Originally published on Fri November 9, 2012 12:49 pm
For as much criticism as pollsters endured in the run-up to Election Day, a look back shows many of them hit very close to the bull's-eye for the presidential race — but some did better than others.
Take the venerable Gallup. It had Mitt Romney at 49 percent and President Obama at 48 percent in a poll published Monday, a day before the voting. And when undecided voters were split up among candidates, Gallup put the figure at 50 percent Romney, 49 percent Obama.
Among the changes that the 2012 election will bring is a new representative for Pennsylvania’s 132nd district, long served by Jennifer Mann. Representative Mann was elected at the age of 28 and served seven terms. She has lots to say and Alan Jennings, host of Lehigh Valley Discourse, will be giving her a venue to do so this Thursday. The two will talk about her experiences, the difference she made, her regrets, what’s wrong and what’s right about politics in the 21st century, and the implications of the first election in 14 years in which her name isn’t on the ballot.
Originally published on Fri November 9, 2012 6:18 pm
Every second-term president has to rebuild some or all of his Cabinet as high-profile members often time their resignations with the end of the president's first term. President Obama already is expected to receive a number of resignations, which he will have to fill.
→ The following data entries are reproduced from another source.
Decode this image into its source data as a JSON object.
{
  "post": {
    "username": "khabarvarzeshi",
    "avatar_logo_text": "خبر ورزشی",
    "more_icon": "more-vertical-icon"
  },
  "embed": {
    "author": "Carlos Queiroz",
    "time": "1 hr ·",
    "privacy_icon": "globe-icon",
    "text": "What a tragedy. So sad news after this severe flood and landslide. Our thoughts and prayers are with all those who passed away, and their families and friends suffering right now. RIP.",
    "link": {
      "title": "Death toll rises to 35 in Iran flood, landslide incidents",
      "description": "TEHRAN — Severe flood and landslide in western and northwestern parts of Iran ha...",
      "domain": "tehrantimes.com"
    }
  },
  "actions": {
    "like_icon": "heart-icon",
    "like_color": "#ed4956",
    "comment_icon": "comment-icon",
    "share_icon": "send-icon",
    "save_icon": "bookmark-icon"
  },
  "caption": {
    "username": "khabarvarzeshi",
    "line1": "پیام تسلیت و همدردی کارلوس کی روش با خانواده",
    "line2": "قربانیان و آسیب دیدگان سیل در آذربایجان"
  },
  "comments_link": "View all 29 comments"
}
With the guessing game under way, here's a look at some of the people who may emerge from a second-term Cabinet shakeup:
Originally published on Fri March 21, 2014 4:13 pm
Many religious conservatives thought this might be the year of an evangelical comeback, when voters would throw President Obama out because of his support of same-sex marriage and abortion, and his health plan's birth control mandate. It didn't work out that way.
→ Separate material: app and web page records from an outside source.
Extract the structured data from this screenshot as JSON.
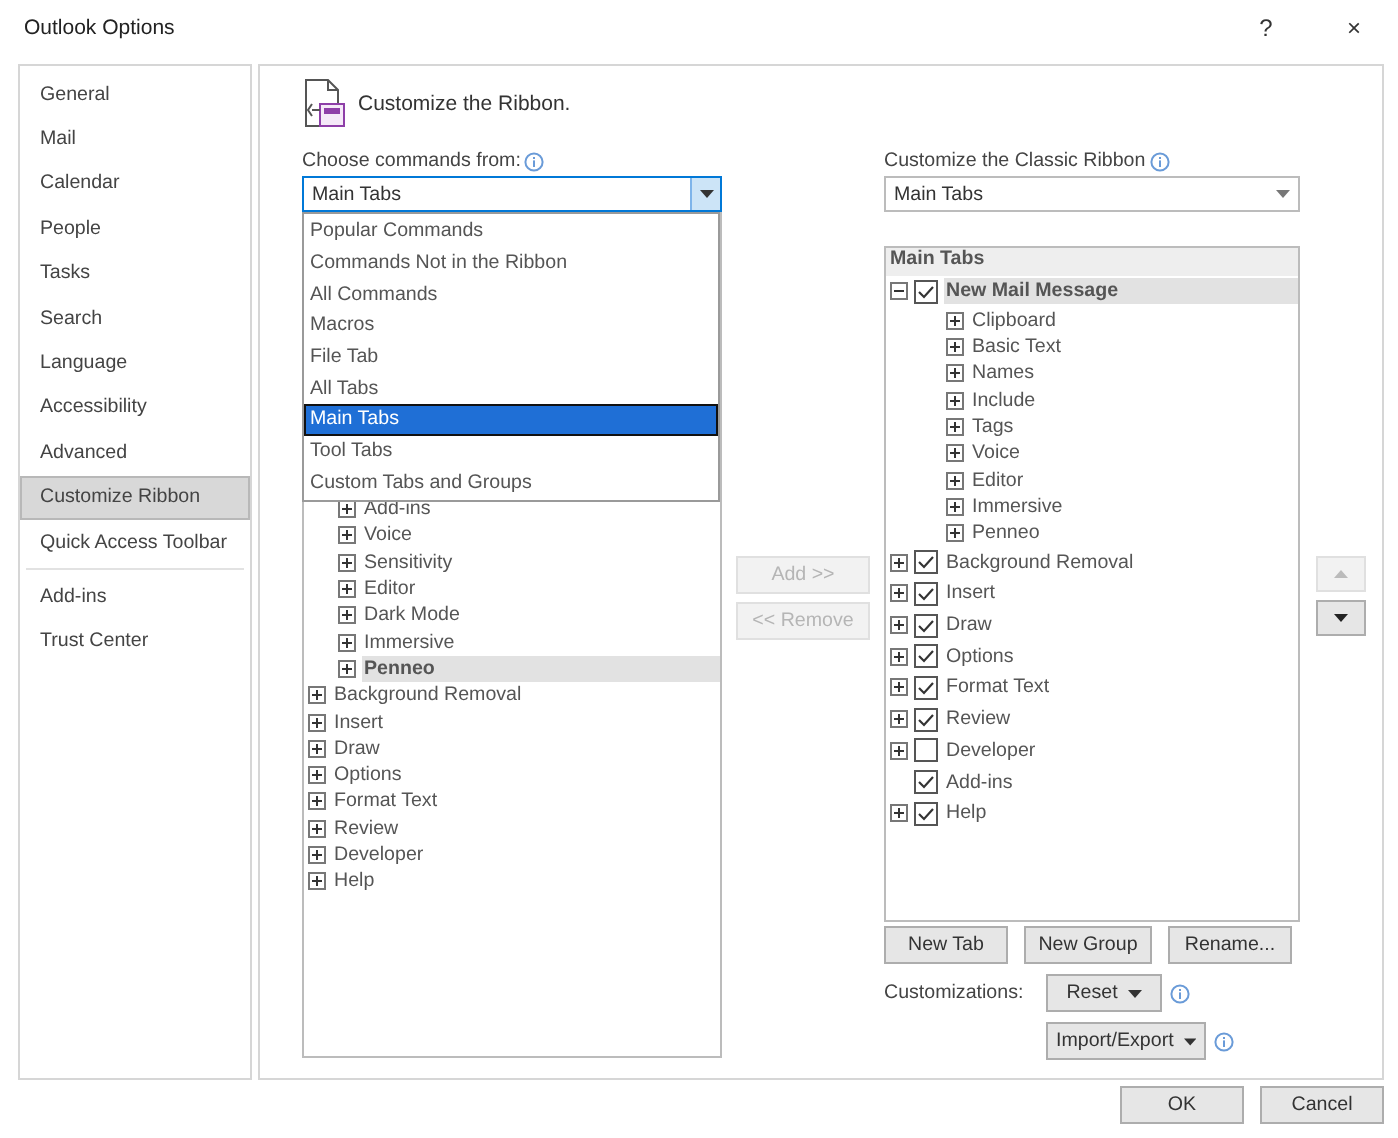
{
  "window": {
    "title": "Outlook Options",
    "help": "?",
    "close": "×"
  },
  "sidebar": {
    "groups": [
      [
        {
          "label": "General",
          "selected": false
        },
        {
          "label": "Mail",
          "selected": false
        },
        {
          "label": "Calendar",
          "selected": false
        },
        {
          "label": "People",
          "selected": false
        },
        {
          "label": "Tasks",
          "selected": false
        },
        {
          "label": "Search",
          "selected": false
        },
        {
          "label": "Language",
          "selected": false
        },
        {
          "label": "Accessibility",
          "selected": false
        },
        {
          "label": "Advanced",
          "selected": false
        },
        {
          "label": "Customize Ribbon",
          "selected": true
        },
        {
          "label": "Quick Access Toolbar",
          "selected": false
        }
      ],
      [
        {
          "label": "Add-ins",
          "selected": false
        },
        {
          "label": "Trust Center",
          "selected": false
        }
      ]
    ]
  },
  "header": {
    "title": "Customize the Ribbon."
  },
  "left": {
    "label": "Choose commands from:",
    "dropdown": {
      "value": "Main Tabs",
      "expanded": true,
      "options": [
        {
          "label": "Popular Commands",
          "selected": false
        },
        {
          "label": "Commands Not in the Ribbon",
          "selected": false
        },
        {
          "label": "All Commands",
          "selected": false
        },
        {
          "label": "Macros",
          "selected": false
        },
        {
          "label": "File Tab",
          "selected": false
        },
        {
          "label": "All Tabs",
          "selected": false
        },
        {
          "label": "Main Tabs",
          "selected": true
        },
        {
          "label": "Tool Tabs",
          "selected": false
        },
        {
          "label": "Custom Tabs and Groups",
          "selected": false
        }
      ]
    },
    "tree": {
      "continued_children": [
        {
          "label": "Add-ins",
          "selected": false
        },
        {
          "label": "Voice",
          "selected": false
        },
        {
          "label": "Sensitivity",
          "selected": false
        },
        {
          "label": "Editor",
          "selected": false
        },
        {
          "label": "Dark Mode",
          "selected": false
        },
        {
          "label": "Immersive",
          "selected": false
        },
        {
          "label": "Penneo",
          "selected": true
        }
      ],
      "items": [
        {
          "label": "Background Removal",
          "selected": false
        },
        {
          "label": "Insert",
          "selected": false
        },
        {
          "label": "Draw",
          "selected": false
        },
        {
          "label": "Options",
          "selected": false
        },
        {
          "label": "Format Text",
          "selected": false
        },
        {
          "label": "Review",
          "selected": false
        },
        {
          "label": "Developer",
          "selected": false
        },
        {
          "label": "Help",
          "selected": false
        }
      ]
    }
  },
  "transfer_buttons": [
    {
      "label": "Add >>",
      "disabled": true
    },
    {
      "label": "<< Remove",
      "disabled": true
    }
  ],
  "right": {
    "label": "Customize the Classic Ribbon",
    "dropdown": {
      "value": "Main Tabs"
    },
    "tree": {
      "header": "Main Tabs",
      "items": [
        {
          "label": "New Mail Message",
          "checked": true,
          "expandable": true,
          "expanded": true,
          "selected": true,
          "children": [
            {
              "label": "Clipboard"
            },
            {
              "label": "Basic Text"
            },
            {
              "label": "Names"
            },
            {
              "label": "Include"
            },
            {
              "label": "Tags"
            },
            {
              "label": "Voice"
            },
            {
              "label": "Editor"
            },
            {
              "label": "Immersive"
            },
            {
              "label": "Penneo"
            }
          ]
        },
        {
          "label": "Background Removal",
          "checked": true,
          "expandable": true,
          "expanded": false,
          "selected": false
        },
        {
          "label": "Insert",
          "checked": true,
          "expandable": true,
          "expanded": false,
          "selected": false
        },
        {
          "label": "Draw",
          "checked": true,
          "expandable": true,
          "expanded": false,
          "selected": false
        },
        {
          "label": "Options",
          "checked": true,
          "expandable": true,
          "expanded": false,
          "selected": false
        },
        {
          "label": "Format Text",
          "checked": true,
          "expandable": true,
          "expanded": false,
          "selected": false
        },
        {
          "label": "Review",
          "checked": true,
          "expandable": true,
          "expanded": false,
          "selected": false
        },
        {
          "label": "Developer",
          "checked": false,
          "expandable": true,
          "expanded": false,
          "selected": false
        },
        {
          "label": "Add-ins",
          "checked": true,
          "expandable": false,
          "selected": false
        },
        {
          "label": "Help",
          "checked": true,
          "expandable": true,
          "expanded": false,
          "selected": false
        }
      ]
    },
    "buttons": [
      "New Tab",
      "New Group",
      "Rename..."
    ],
    "customizations_label": "Customizations:",
    "menu_buttons": [
      "Reset",
      "Import/Export"
    ]
  },
  "move_buttons": [
    {
      "kind": "up",
      "disabled": true
    },
    {
      "kind": "down",
      "disabled": false
    }
  ],
  "footer_buttons": [
    "OK",
    "Cancel"
  ]
}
"I think this was an evangelical disaster," says Albert Mohler, president of Southern Baptist Theological Seminary in Louisville, Ky.